When I saw the show’s tie in comic come up for review over on NetGalley I figured that would be a good way for me to sort of get back into the show. I’d read the comic and then when I had time I’d track down the series on DVD or something. Unfortunately, I think that you really need to have seen the show to really enjoy the stories in this book. I was hoping for something a bit more entry-level but apparently these comics were originally released digitally to fill in spaces between episodes and what not.
That totally makes sense now in retrospect.
All things considered, the stories aren’t that bad. Fans of the show will enjoy them, I’m sure. Heck, I haven’t really watched much of it and I enjoyed some of them. Like, even I could appreciate how cute one of the stories in the beginning was when http://premier-pharmacy.com/product-category/anti-fungal/ Oliver as a young man before he was lost at sea used his father’s connections to threaten our daring detective’s career back when he was just a patrol office. Then, later, as his vigilante self he left the detective some bad guys with a little note that referenced back to that event in the vaguest way possible. He might not have understood but Oliver did. And the reader understands, too. It’s just cute.
The rest of the stories I didn’t really get into because I don’t think I’m that far into the show to really appreciate them. That said, you probably are so you should definitely check it out. The artwork is great and the story telling seems pretty seamless. Considering that one of the authors of this book is the co-creator of the Arrow show and has worked in comics before, you can rest easy knowing that at least this tie-in series is handled by people who know what they are doing.
Final Thoughts: —

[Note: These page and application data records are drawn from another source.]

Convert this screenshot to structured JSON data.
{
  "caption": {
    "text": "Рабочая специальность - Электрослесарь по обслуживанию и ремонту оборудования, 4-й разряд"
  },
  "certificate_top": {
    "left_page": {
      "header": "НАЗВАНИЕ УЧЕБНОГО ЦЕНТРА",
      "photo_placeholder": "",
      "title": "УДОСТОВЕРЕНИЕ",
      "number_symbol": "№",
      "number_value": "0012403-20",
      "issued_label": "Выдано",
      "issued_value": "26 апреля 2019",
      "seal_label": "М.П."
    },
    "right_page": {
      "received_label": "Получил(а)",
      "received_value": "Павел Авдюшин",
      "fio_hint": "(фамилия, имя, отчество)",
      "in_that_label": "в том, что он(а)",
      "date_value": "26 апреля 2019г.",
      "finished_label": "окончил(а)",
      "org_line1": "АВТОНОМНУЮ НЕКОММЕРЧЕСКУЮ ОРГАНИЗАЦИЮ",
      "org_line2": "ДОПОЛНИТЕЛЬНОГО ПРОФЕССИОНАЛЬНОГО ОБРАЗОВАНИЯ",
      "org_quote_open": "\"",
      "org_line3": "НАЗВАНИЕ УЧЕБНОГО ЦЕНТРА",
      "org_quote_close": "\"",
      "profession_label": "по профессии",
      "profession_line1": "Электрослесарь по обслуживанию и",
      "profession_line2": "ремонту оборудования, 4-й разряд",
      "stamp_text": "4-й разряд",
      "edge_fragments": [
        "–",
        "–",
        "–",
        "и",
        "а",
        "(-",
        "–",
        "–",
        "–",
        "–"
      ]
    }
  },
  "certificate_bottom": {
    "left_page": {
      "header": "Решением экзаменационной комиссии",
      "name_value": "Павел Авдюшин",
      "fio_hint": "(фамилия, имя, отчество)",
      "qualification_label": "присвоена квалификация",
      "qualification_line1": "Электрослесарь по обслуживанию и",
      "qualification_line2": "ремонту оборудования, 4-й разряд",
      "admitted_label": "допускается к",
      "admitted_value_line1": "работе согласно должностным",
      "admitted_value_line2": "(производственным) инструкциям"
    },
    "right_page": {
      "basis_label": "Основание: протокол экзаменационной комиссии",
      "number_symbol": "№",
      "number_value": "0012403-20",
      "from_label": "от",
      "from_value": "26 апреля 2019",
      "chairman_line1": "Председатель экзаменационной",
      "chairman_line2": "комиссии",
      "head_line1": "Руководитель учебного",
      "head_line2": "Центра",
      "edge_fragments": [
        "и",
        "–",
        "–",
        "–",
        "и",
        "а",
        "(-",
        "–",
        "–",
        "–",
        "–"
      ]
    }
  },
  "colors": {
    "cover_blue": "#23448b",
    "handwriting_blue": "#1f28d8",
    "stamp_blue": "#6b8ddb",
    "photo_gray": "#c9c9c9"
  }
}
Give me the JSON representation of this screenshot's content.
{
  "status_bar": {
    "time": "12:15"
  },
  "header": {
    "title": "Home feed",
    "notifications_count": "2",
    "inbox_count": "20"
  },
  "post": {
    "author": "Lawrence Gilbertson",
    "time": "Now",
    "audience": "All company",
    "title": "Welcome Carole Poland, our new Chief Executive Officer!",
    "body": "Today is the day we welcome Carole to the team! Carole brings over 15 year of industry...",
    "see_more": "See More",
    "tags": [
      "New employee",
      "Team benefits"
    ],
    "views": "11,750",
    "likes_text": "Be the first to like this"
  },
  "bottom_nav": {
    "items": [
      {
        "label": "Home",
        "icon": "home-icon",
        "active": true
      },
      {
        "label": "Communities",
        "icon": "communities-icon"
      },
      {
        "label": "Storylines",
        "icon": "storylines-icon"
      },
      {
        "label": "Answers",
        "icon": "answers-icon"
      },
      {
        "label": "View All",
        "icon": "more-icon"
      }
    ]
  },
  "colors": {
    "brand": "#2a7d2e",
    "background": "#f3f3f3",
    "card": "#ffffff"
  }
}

Fans of the Arrow CW series will fall right into this comic book series and really appreciate the additional stories built out of the world they know from the show. Crafted by one of the show’s co-creators, the comic supplements the stories and characters from the show with new plotlines that only add to the fan’s ability to enjoy the show across media platforms. Fans who aren’t as caught up on the show might be a little lost but even they can appreciate some of the stories told in this volume. Still, it’s probably a better idea to check when the digital versions were released and then make sure you’ve watched that far before tackling this particular TPB release.